___ Extracted entries
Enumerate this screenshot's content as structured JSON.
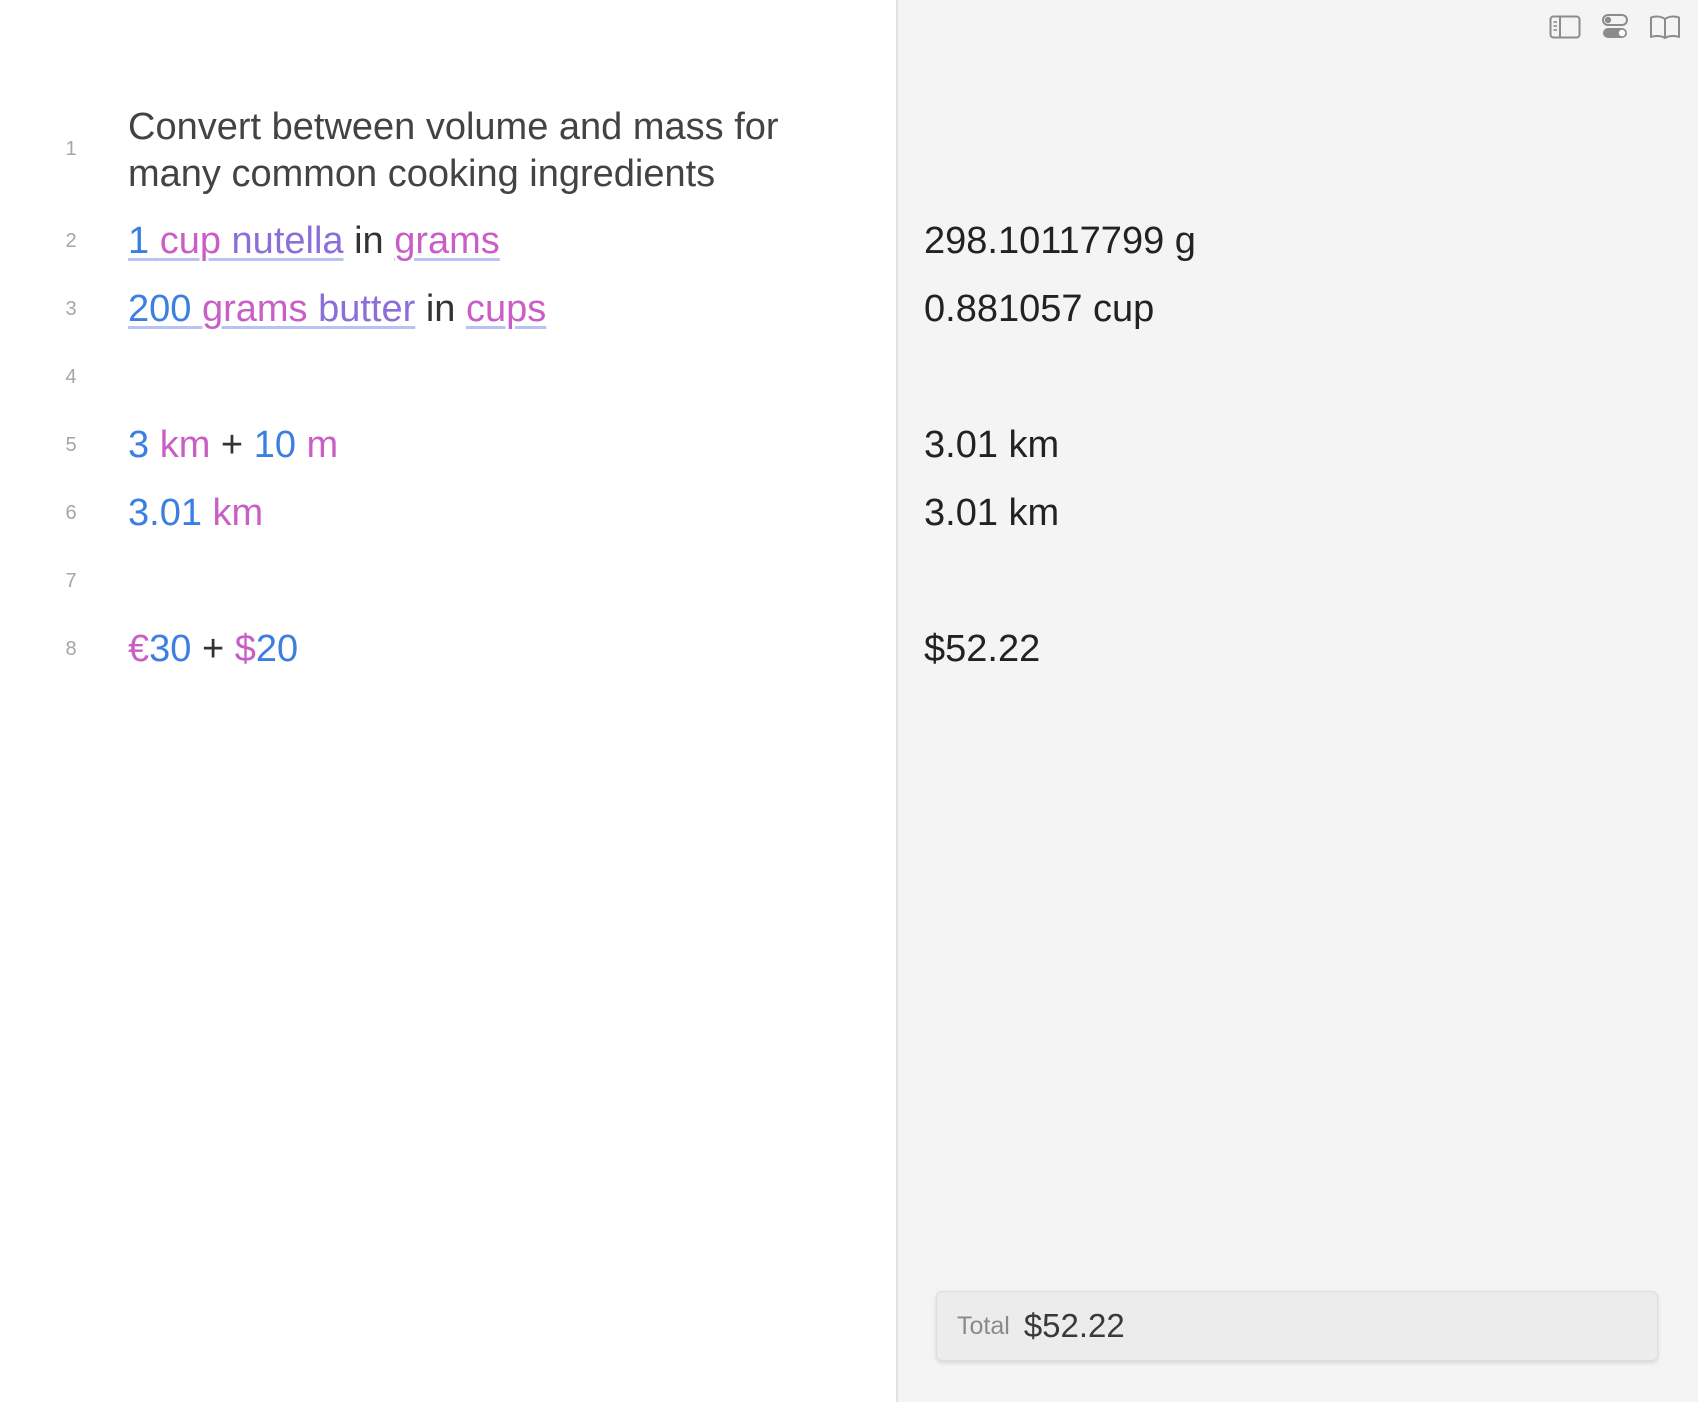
{
  "window": {
    "controls": [
      "close",
      "minimize",
      "zoom"
    ]
  },
  "toolbar": {
    "icons": [
      "sidebar-icon",
      "toggle-icon",
      "book-icon"
    ]
  },
  "editor": {
    "lines": [
      {
        "num": "1",
        "comment": "Convert between volume and mass for many common cooking ingredients"
      },
      {
        "num": "2",
        "tokens": [
          "1",
          "cup",
          "nutella",
          "in",
          "grams"
        ]
      },
      {
        "num": "3",
        "tokens": [
          "200",
          "grams",
          "butter",
          "in",
          "cups"
        ]
      },
      {
        "num": "4"
      },
      {
        "num": "5",
        "tokens": [
          "3",
          "km",
          "+",
          "10",
          "m"
        ]
      },
      {
        "num": "6",
        "tokens": [
          "3.01",
          "km"
        ]
      },
      {
        "num": "7"
      },
      {
        "num": "8",
        "tokens": [
          "€",
          "30",
          "+",
          "$",
          "20"
        ]
      }
    ]
  },
  "results": {
    "line2": "298.10117799 g",
    "line3": "0.881057 cup",
    "line5": "3.01 km",
    "line6": "3.01 km",
    "line8": "$52.22"
  },
  "total": {
    "label": "Total",
    "value": "$52.22"
  },
  "colors": {
    "number": "#3b7fe0",
    "unit": "#c95fc6",
    "ingredient": "#8a6fd8",
    "results_bg": "#f3f4f3"
  }
}
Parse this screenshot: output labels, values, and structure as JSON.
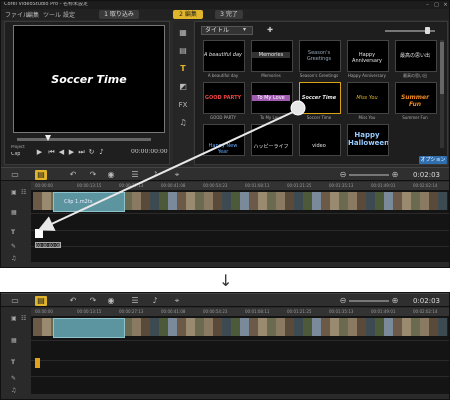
{
  "app": {
    "title": "Corel VideoStudio Pro - 名称未設定",
    "menu": [
      "ファイル",
      "編集",
      "ツール",
      "設定"
    ],
    "steps": [
      "1 取り込み",
      "2 編集",
      "3 完了"
    ],
    "active_step": "2 編集"
  },
  "preview": {
    "title_text": "Soccer Time",
    "mode_label": "Project",
    "clip_label": "Clip",
    "timecode": "00:00:00:00"
  },
  "library": {
    "category": "タイトル",
    "options_label": "オプション",
    "items": [
      {
        "text": "A beautiful day",
        "label": "A beautiful day"
      },
      {
        "text": "Memories",
        "label": "Memories"
      },
      {
        "text": "Season's Greetings",
        "label": "Season's Greetings"
      },
      {
        "text": "Happy Anniversary",
        "label": "Happy Anniversary"
      },
      {
        "text": "最高の思い出",
        "label": "最高の思い出"
      },
      {
        "text": "GOOD PARTY",
        "label": "GOOD PARTY"
      },
      {
        "text": "To My Love",
        "label": "To My Love"
      },
      {
        "text": "Soccer Time",
        "label": "Soccer Time"
      },
      {
        "text": "Miss You",
        "label": "Miss You"
      },
      {
        "text": "Summer Fun",
        "label": "Summer Fun"
      },
      {
        "text": "Happy New Year",
        "label": ""
      },
      {
        "text": "ハッピーライフ",
        "label": ""
      },
      {
        "text": "video",
        "label": ""
      },
      {
        "text": "Happy Halloween",
        "label": ""
      }
    ],
    "selected": "Soccer Time"
  },
  "timeline": {
    "timecode": "0:02:03",
    "ruler": [
      "00:00:00",
      "00:00:13:15",
      "00:00:27:13",
      "00:00:41:08",
      "00:00:54:23",
      "00:01:08:11",
      "00:01:21:25",
      "00:01:35:13",
      "00:01:49:01",
      "00:02:02:14"
    ],
    "clip_label": "Clip 1.m2ts",
    "drop_tag": "00:00:00:00"
  },
  "bottom_timeline": {
    "timecode": "0:02:03",
    "ruler": [
      "00:00:00",
      "00:00:13:15",
      "00:00:27:13",
      "00:00:41:08",
      "00:00:54:23",
      "00:01:08:11",
      "00:01:21:25",
      "00:01:35:13",
      "00:01:49:01",
      "00:02:02:14"
    ]
  },
  "colors": {
    "accent": "#e0b42b",
    "clip": "#5c95a0",
    "title_clip": "#e0a020",
    "drag_arrow": "#e8e8e8"
  }
}
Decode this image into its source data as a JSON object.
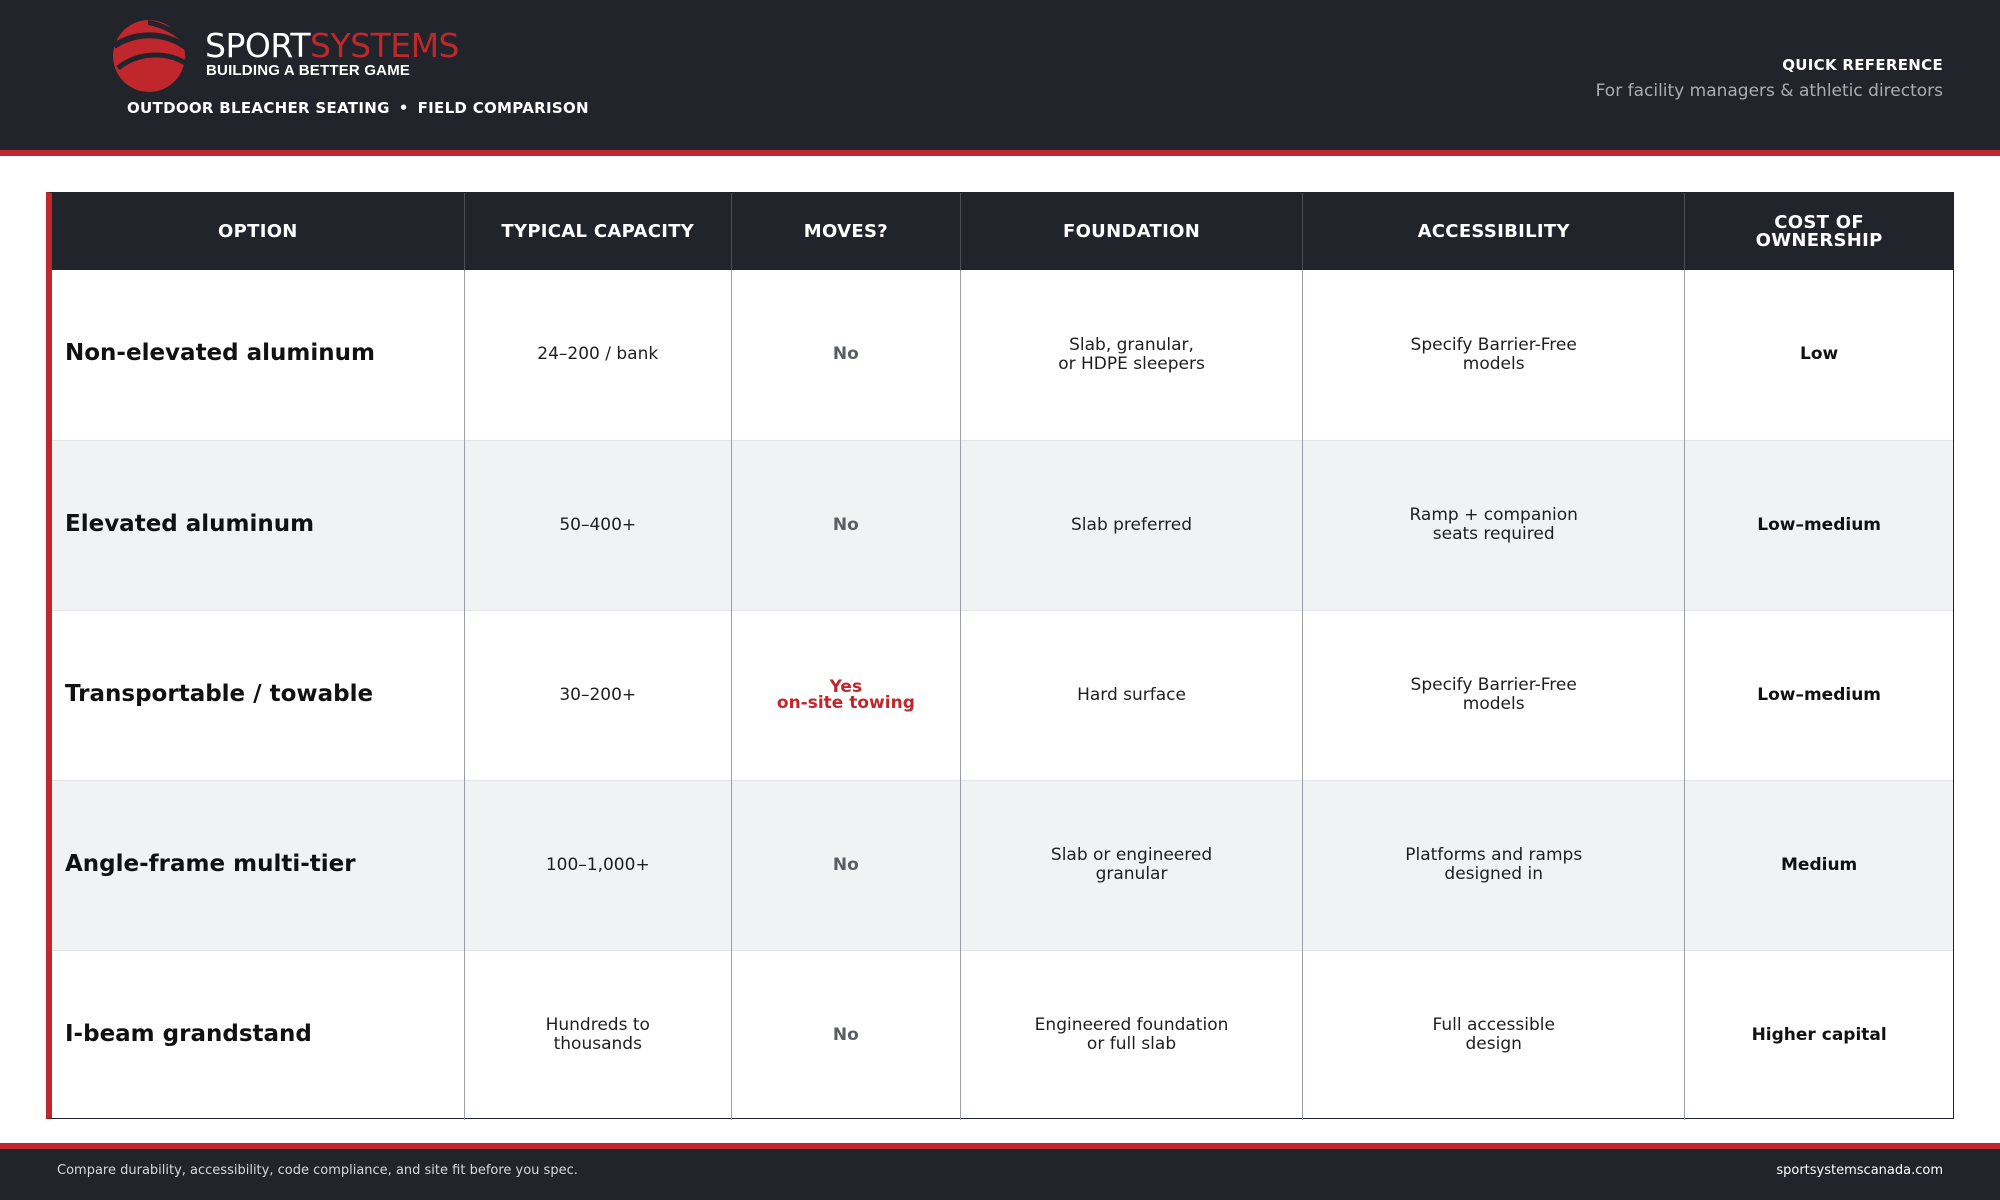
{
  "brand": {
    "name_part1": "SPORT",
    "name_part2": "SYSTEMS",
    "tagline": "BUILDING A BETTER GAME",
    "accent_color": "#c0272d",
    "dark_color": "#21242b"
  },
  "header": {
    "subtitle_left": "OUTDOOR BLEACHER SEATING",
    "subtitle_separator": "•",
    "subtitle_right": "FIELD COMPARISON",
    "quick_ref": "QUICK REFERENCE",
    "audience": "For facility managers & athletic directors"
  },
  "table": {
    "columns": [
      {
        "lines": [
          "OPTION"
        ]
      },
      {
        "lines": [
          "TYPICAL CAPACITY"
        ]
      },
      {
        "lines": [
          "MOVES?"
        ]
      },
      {
        "lines": [
          "FOUNDATION"
        ]
      },
      {
        "lines": [
          "ACCESSIBILITY"
        ]
      },
      {
        "lines": [
          "COST OF",
          "OWNERSHIP"
        ]
      }
    ],
    "rows": [
      {
        "option": "Non-elevated aluminum",
        "capacity": [
          "24–200 / bank"
        ],
        "moves": [
          "No"
        ],
        "moves_highlight": false,
        "foundation": [
          "Slab, granular,",
          "or HDPE sleepers"
        ],
        "accessibility": [
          "Specify Barrier-Free",
          "models"
        ],
        "cost": "Low"
      },
      {
        "option": "Elevated aluminum",
        "capacity": [
          "50–400+"
        ],
        "moves": [
          "No"
        ],
        "moves_highlight": false,
        "foundation": [
          "Slab preferred"
        ],
        "accessibility": [
          "Ramp + companion",
          "seats required"
        ],
        "cost": "Low–medium"
      },
      {
        "option": "Transportable / towable",
        "capacity": [
          "30–200+"
        ],
        "moves": [
          "Yes",
          "on-site towing"
        ],
        "moves_highlight": true,
        "foundation": [
          "Hard surface"
        ],
        "accessibility": [
          "Specify Barrier-Free",
          "models"
        ],
        "cost": "Low–medium"
      },
      {
        "option": "Angle-frame multi-tier",
        "capacity": [
          "100–1,000+"
        ],
        "moves": [
          "No"
        ],
        "moves_highlight": false,
        "foundation": [
          "Slab or engineered",
          "granular"
        ],
        "accessibility": [
          "Platforms and ramps",
          "designed in"
        ],
        "cost": "Medium"
      },
      {
        "option": "I-beam grandstand",
        "capacity": [
          "Hundreds to",
          "thousands"
        ],
        "moves": [
          "No"
        ],
        "moves_highlight": false,
        "foundation": [
          "Engineered foundation",
          "or full slab"
        ],
        "accessibility": [
          "Full accessible",
          "design"
        ],
        "cost": "Higher capital"
      }
    ]
  },
  "footer": {
    "note": "Compare durability, accessibility, code compliance, and site fit before you spec.",
    "website": "sportsystemscanada.com"
  }
}
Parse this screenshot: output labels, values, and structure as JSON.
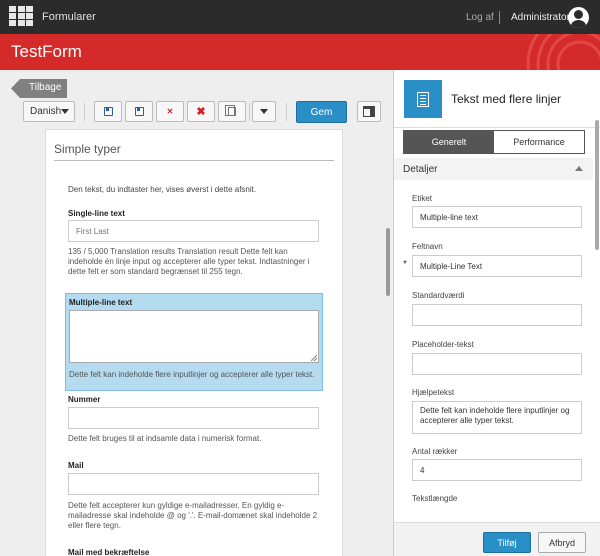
{
  "topbar": {
    "app_name": "Formularer",
    "logoff": "Log af",
    "user": "Administrator"
  },
  "header": {
    "title": "TestForm"
  },
  "toolbar": {
    "back_label": "Tilbage",
    "language": "Danish",
    "save_label": "Gem"
  },
  "form": {
    "section_title": "Simple typer",
    "intro": "Den tekst, du indtaster her, vises øverst i dette afsnit.",
    "fields": [
      {
        "label": "Single-line text",
        "placeholder": "First Last",
        "help": "135 / 5,000 Translation results Translation result Dette felt kan indeholde én linje input og accepterer alle typer tekst. Indtastninger i dette felt er som standard begrænset til 255 tegn."
      },
      {
        "label": "Multiple-line text",
        "help": "Dette felt kan indeholde flere inputlinjer og accepterer alle typer tekst."
      },
      {
        "label": "Nummer",
        "help": "Dette felt bruges til at indsamle data i numerisk format."
      },
      {
        "label": "Mail",
        "help": "Dette felt accepterer kun gyldige e-mailadresser. En gyldig e-mailadresse skal indeholde @ og '.'. E-mail-domænet skal indeholde 2 eller flere tegn."
      },
      {
        "label": "Mail med bekræftelse"
      }
    ]
  },
  "panel": {
    "title": "Tekst med flere linjer",
    "tabs": [
      "Generelt",
      "Performance"
    ],
    "section": "Detaljer",
    "props": [
      {
        "label": "Etiket",
        "value": "Multiple-line text"
      },
      {
        "label": "Feltnavn",
        "value": "Multiple-Line Text",
        "required_mark": "*"
      },
      {
        "label": "Standardværdi",
        "value": ""
      },
      {
        "label": "Placeholder-tekst",
        "value": ""
      },
      {
        "label": "Hjælpetekst",
        "value": "Dette felt kan indeholde flere inputlinjer og accepterer alle typer tekst."
      },
      {
        "label": "Antal rækker",
        "value": "4"
      },
      {
        "label": "Tekstlængde"
      }
    ],
    "add_label": "Tilføj",
    "cancel_label": "Afbryd"
  },
  "colors": {
    "accent": "#2a8ec7",
    "brand_red": "#d42a2a",
    "topbar": "#2b2b2b",
    "selection": "#b4dbef"
  }
}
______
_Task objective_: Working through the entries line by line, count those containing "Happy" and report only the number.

_Written answer_: 4